Lives and works in Paris
|2006||Fantastic Tales: The Photography of Nan Goldin, Pennsylvania Academy of the Fine Arts, Philadelphia, USA|
|2005||Monika Sprueth Philomene Magers, Munich |
Faces in the Crowd, Whitechapel Art Gallery, London
|2004||Sisters, Saints, and Sibyls, Festival d’Automne à Paris, La Chapelle St. Louis de la Salpêtrière, Paris|
|2001||Le Feu Follet, Centre Georges Pompidou, Paris; (touring) as Devil’s Playground to Whitechapel Art Gallery, London; as Still on Earth to Reina Sofia, Madrid; Fundaçao de Serralves, Porto; Castello di Rivoli, Turin; and Ujazdowski Castle, Warsaw|
|2006||Das achte Feld.
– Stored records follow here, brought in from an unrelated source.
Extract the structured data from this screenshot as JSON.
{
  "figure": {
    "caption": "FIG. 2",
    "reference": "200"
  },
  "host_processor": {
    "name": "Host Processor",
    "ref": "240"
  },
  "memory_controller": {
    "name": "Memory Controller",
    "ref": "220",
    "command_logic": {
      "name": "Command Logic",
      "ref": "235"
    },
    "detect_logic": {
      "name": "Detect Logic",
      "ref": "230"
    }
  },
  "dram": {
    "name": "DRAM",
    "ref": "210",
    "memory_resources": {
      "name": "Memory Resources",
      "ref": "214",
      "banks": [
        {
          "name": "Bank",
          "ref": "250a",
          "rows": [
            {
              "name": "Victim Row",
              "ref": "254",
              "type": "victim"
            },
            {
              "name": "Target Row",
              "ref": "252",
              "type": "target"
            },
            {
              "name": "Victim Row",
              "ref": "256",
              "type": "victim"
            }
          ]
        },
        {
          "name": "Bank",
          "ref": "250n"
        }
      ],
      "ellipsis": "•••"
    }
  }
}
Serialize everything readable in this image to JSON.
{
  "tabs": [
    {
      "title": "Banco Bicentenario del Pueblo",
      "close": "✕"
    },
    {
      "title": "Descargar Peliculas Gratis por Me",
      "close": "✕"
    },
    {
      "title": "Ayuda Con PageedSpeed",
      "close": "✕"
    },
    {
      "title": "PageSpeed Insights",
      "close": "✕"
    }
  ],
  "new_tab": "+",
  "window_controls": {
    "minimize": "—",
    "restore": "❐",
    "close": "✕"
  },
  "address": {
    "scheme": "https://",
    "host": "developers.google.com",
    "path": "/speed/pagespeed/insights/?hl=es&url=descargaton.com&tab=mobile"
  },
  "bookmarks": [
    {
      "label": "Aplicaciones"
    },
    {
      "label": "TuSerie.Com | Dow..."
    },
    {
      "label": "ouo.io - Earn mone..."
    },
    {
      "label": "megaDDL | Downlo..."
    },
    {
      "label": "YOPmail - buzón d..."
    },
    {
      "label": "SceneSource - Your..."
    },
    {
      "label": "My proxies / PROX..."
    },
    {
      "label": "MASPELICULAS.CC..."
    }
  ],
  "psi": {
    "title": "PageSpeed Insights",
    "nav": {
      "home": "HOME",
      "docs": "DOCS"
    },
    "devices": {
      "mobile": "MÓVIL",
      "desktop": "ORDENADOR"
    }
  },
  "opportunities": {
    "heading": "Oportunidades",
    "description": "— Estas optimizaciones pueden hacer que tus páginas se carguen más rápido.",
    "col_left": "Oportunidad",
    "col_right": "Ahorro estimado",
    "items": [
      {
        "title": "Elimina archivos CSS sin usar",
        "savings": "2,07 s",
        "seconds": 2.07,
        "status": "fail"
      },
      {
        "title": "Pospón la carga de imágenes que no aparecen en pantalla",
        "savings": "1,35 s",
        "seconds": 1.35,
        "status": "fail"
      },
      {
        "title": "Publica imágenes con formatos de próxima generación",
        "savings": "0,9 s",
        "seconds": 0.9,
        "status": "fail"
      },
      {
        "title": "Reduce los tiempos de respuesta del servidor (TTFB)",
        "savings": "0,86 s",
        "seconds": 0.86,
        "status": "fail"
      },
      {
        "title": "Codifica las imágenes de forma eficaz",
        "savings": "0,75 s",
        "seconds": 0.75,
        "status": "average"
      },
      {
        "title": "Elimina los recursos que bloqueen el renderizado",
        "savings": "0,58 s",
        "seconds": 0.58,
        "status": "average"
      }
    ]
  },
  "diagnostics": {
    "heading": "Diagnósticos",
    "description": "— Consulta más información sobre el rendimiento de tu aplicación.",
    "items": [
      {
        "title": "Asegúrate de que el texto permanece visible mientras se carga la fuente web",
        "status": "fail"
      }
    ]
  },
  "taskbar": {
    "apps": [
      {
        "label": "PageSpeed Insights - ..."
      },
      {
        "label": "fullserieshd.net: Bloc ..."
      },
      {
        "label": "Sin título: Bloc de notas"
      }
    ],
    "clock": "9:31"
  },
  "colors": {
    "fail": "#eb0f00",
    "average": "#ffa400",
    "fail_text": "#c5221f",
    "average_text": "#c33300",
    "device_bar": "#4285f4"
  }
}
Geschlechter, Leben und Begehren in der Kunst seit 1960, Museum Ludwig, Cologne |
So the Story Goes, The Art Institute of Chicago
|2005||Speaking with Hands, Guggenheim Museum Bilbao, Spain |
Getting Emotional, The Institute of Contemporary Art, Boston
Der Traum vom Ich, der Traum von der Welt, Fotografie-Zentrum Fotostiftung Schweiz und Fotomuseum Winterthur, Switzerland
Nan Goldin, The Devil’s Playground (Berlin, 2003).
I’ll Be Your Mirror, ed. Nan Goldin, exh. cat. The Whitney Museum of American Art (New York, 1996).
Nan Goldin, The Other Side 1972–1992 (New York, 1995).
Nan Goldin and David Armstrong, A Double Life (New York, 1994).
Nan Goldin, et al. The Ballad of Sexual Dependency (New York, 1986).